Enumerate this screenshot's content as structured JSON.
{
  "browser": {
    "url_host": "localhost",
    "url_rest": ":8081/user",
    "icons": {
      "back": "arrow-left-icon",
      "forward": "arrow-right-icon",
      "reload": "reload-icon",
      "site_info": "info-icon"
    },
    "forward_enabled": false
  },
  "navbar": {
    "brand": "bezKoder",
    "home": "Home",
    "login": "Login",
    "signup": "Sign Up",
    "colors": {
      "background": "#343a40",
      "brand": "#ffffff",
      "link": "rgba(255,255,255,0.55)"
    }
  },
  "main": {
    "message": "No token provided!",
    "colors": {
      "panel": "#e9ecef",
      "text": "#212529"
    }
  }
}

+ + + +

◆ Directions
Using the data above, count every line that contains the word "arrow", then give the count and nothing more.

◆ Solution to this exercise
2